Aim of the exercise: In the material below, find every line containing "Runtime" and copy that line.
[Opening Data for processing section]
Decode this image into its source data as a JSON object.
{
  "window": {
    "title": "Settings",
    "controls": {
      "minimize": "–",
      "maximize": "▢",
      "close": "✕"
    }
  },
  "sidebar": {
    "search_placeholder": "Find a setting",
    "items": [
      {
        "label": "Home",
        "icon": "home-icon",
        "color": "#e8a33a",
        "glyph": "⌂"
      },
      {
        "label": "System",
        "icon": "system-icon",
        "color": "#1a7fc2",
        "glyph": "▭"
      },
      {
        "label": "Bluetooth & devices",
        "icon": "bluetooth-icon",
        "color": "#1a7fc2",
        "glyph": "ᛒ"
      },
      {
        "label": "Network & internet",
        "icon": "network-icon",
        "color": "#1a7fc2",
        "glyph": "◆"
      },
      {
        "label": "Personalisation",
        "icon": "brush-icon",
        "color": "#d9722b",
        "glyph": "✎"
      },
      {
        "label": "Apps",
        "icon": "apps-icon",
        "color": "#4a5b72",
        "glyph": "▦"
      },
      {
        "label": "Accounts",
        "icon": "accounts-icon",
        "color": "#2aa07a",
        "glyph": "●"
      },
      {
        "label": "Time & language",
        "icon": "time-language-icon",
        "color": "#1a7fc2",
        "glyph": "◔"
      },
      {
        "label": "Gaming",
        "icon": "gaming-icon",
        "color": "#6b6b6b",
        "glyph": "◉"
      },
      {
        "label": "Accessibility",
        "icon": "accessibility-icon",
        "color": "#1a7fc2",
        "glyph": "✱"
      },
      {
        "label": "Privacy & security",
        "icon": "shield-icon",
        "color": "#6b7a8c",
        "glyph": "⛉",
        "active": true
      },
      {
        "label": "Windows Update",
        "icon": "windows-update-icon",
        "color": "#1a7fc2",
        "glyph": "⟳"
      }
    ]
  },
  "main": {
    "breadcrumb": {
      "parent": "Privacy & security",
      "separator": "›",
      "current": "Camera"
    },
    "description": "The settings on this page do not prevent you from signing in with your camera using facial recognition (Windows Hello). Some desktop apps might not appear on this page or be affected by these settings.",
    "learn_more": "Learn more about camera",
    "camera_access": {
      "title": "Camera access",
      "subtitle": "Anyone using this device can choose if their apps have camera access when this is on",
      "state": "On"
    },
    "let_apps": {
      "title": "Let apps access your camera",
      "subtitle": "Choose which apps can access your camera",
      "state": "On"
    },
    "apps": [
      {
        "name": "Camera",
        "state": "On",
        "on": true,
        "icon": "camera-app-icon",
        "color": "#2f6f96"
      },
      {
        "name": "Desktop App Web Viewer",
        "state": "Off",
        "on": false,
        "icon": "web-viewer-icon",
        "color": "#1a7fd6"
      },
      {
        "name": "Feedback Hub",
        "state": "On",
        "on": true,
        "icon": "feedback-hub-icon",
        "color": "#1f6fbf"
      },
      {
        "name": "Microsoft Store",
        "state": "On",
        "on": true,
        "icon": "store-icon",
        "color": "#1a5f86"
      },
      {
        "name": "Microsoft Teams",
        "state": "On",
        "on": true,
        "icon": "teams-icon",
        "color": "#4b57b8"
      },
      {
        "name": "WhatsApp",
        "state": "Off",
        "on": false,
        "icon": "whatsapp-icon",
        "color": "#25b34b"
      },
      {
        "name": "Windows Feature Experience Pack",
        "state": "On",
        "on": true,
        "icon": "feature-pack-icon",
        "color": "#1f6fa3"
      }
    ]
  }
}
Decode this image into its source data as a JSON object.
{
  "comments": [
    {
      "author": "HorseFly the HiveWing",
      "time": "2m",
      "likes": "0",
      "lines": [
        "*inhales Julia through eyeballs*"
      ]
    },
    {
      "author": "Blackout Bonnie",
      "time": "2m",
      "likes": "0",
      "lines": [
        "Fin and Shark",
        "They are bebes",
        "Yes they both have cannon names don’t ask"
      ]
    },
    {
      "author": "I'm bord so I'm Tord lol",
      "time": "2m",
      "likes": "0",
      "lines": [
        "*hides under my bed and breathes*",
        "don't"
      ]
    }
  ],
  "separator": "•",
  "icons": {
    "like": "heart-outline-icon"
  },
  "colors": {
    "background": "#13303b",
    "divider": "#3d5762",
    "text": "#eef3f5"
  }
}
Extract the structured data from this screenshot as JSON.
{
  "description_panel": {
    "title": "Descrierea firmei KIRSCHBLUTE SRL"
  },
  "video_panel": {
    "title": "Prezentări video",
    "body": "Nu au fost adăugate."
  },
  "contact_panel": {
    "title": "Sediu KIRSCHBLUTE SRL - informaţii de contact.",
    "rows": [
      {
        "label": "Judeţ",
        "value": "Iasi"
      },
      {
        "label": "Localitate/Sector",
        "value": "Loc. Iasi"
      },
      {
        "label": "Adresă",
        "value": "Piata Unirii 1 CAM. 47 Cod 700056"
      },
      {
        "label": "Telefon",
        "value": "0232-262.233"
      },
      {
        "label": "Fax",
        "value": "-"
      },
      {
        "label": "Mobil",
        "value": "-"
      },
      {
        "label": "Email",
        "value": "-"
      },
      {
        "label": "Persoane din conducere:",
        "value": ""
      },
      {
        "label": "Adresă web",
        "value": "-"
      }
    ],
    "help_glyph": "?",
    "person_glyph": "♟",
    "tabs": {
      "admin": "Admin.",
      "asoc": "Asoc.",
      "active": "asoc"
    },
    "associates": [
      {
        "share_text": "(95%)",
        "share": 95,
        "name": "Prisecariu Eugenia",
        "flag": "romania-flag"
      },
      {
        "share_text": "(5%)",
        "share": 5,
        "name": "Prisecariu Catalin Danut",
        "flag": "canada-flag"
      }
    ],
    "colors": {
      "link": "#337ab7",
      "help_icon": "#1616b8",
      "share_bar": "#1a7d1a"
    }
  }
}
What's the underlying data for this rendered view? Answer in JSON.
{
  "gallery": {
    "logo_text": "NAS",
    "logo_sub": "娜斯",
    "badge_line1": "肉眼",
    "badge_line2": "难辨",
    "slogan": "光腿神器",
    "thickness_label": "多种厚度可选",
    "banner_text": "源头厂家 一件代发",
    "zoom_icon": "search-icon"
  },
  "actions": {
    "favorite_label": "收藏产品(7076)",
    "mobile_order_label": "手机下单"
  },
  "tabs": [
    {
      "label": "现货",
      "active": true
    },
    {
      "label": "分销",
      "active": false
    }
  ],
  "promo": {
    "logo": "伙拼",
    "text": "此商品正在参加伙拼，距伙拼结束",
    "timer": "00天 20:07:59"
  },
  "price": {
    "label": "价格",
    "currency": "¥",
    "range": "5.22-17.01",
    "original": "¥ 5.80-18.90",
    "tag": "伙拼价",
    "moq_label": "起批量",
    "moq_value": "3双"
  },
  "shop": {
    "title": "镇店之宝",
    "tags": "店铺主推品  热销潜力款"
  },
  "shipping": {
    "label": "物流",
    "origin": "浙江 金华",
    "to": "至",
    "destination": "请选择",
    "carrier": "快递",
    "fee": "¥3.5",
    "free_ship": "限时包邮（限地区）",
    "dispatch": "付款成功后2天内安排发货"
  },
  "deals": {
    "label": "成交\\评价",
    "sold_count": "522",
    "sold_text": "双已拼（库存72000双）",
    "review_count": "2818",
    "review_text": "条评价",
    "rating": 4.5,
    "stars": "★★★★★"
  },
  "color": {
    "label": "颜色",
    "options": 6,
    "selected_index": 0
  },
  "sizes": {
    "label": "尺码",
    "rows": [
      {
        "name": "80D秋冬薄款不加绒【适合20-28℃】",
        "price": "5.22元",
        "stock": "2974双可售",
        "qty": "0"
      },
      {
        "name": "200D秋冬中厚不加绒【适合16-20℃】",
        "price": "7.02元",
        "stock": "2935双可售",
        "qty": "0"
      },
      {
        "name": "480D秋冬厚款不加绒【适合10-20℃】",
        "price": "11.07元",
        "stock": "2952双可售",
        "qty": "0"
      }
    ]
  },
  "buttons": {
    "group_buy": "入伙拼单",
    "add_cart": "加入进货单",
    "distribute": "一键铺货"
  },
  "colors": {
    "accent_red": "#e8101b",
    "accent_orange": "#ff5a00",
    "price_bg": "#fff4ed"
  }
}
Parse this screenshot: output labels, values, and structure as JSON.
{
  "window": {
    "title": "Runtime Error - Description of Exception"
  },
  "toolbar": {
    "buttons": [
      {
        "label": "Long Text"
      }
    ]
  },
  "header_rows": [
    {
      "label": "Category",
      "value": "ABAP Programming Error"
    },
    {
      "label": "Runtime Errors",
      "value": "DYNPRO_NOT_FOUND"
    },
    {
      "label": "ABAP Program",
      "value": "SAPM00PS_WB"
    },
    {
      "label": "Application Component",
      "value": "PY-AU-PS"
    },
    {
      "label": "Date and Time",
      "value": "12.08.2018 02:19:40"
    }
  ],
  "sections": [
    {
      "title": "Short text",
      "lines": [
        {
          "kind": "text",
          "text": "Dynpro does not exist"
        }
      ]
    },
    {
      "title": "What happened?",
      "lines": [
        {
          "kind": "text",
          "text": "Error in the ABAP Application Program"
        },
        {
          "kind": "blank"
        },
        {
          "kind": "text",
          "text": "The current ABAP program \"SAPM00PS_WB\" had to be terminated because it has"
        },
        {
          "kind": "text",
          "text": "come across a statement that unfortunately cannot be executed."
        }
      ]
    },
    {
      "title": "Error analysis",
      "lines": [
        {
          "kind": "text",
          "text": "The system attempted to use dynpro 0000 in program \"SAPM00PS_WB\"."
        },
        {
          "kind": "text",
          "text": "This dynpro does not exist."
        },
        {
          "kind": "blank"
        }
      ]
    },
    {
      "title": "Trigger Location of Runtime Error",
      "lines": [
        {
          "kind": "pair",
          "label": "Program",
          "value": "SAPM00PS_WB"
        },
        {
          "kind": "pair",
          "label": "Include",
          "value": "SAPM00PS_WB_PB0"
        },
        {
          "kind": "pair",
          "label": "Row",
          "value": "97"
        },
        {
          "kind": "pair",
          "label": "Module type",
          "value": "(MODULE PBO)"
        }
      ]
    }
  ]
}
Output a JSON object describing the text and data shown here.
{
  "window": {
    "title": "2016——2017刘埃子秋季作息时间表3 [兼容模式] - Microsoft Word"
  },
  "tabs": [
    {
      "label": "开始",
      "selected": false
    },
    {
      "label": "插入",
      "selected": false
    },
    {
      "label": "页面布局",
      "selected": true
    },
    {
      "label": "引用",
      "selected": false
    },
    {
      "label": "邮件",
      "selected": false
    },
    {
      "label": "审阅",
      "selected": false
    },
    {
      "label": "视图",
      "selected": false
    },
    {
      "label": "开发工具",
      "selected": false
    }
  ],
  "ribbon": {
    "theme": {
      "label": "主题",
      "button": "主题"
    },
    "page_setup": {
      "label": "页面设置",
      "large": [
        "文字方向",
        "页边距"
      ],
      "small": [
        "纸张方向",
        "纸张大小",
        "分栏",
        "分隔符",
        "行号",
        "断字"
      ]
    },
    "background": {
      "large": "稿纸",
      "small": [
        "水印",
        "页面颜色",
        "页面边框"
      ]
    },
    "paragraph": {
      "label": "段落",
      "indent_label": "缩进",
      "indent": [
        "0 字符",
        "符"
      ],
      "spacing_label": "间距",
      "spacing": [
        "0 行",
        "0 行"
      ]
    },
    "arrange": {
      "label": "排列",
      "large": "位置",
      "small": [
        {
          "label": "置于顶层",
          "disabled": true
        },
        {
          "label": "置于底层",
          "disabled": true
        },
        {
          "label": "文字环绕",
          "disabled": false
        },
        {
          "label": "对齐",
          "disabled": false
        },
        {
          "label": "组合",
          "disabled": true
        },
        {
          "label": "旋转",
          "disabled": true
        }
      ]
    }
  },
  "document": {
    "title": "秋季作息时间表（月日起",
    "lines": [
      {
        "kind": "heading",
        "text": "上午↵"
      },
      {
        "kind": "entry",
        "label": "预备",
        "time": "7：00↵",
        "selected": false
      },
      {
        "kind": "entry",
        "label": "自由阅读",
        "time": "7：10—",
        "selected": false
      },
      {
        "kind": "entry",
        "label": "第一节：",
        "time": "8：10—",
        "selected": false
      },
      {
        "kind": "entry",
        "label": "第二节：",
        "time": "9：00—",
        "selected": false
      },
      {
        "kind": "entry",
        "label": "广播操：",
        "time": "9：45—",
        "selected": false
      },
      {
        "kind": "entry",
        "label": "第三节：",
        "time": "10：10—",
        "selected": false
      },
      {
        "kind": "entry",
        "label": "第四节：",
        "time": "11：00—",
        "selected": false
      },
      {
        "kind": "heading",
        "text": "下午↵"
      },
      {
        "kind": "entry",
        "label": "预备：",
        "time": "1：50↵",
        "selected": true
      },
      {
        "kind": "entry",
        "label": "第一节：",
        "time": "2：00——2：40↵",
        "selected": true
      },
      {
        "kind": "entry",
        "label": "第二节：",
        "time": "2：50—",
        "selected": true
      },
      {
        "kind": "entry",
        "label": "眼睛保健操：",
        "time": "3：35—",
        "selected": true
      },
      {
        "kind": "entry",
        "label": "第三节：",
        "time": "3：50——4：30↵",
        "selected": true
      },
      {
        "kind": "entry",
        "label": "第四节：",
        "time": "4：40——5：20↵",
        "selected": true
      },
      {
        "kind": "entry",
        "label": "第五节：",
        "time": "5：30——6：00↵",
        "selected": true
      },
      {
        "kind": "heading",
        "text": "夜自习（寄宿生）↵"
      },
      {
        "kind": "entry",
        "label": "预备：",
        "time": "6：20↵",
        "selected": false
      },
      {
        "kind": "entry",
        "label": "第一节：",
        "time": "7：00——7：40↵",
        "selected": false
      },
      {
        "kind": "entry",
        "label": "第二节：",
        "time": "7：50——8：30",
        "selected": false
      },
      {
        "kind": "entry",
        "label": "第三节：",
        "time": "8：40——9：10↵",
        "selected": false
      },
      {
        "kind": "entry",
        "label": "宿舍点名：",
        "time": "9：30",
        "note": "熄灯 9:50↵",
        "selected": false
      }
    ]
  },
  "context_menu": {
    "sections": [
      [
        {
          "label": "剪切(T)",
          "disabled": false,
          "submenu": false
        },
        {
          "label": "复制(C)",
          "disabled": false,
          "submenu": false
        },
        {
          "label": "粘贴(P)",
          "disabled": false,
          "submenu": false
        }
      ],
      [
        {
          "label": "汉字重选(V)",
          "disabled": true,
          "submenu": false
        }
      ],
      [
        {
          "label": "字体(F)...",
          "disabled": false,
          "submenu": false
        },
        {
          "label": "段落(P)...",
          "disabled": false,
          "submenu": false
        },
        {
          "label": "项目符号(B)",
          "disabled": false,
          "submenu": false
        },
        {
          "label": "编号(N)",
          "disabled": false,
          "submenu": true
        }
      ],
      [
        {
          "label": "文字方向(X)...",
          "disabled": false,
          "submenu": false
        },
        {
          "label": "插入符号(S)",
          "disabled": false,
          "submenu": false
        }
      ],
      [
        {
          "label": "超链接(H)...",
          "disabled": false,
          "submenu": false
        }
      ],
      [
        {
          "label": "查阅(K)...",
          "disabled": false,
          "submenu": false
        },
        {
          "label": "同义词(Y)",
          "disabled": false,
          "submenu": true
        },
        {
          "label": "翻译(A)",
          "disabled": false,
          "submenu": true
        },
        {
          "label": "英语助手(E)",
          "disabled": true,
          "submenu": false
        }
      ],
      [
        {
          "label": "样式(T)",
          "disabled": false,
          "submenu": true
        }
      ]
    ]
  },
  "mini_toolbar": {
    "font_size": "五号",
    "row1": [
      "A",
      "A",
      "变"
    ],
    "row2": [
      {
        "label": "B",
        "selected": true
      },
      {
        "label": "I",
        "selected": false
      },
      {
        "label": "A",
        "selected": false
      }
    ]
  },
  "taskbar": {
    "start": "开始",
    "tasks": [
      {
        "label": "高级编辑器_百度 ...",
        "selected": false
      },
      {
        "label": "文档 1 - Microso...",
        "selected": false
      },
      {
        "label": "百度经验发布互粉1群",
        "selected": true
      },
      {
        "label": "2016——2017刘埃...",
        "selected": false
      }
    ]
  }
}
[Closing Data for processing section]
Output for this task:
    "title": "Runtime Error - Description of Exception"
      "label": "Runtime Errors",
      "title": "Trigger Location of Runtime Error",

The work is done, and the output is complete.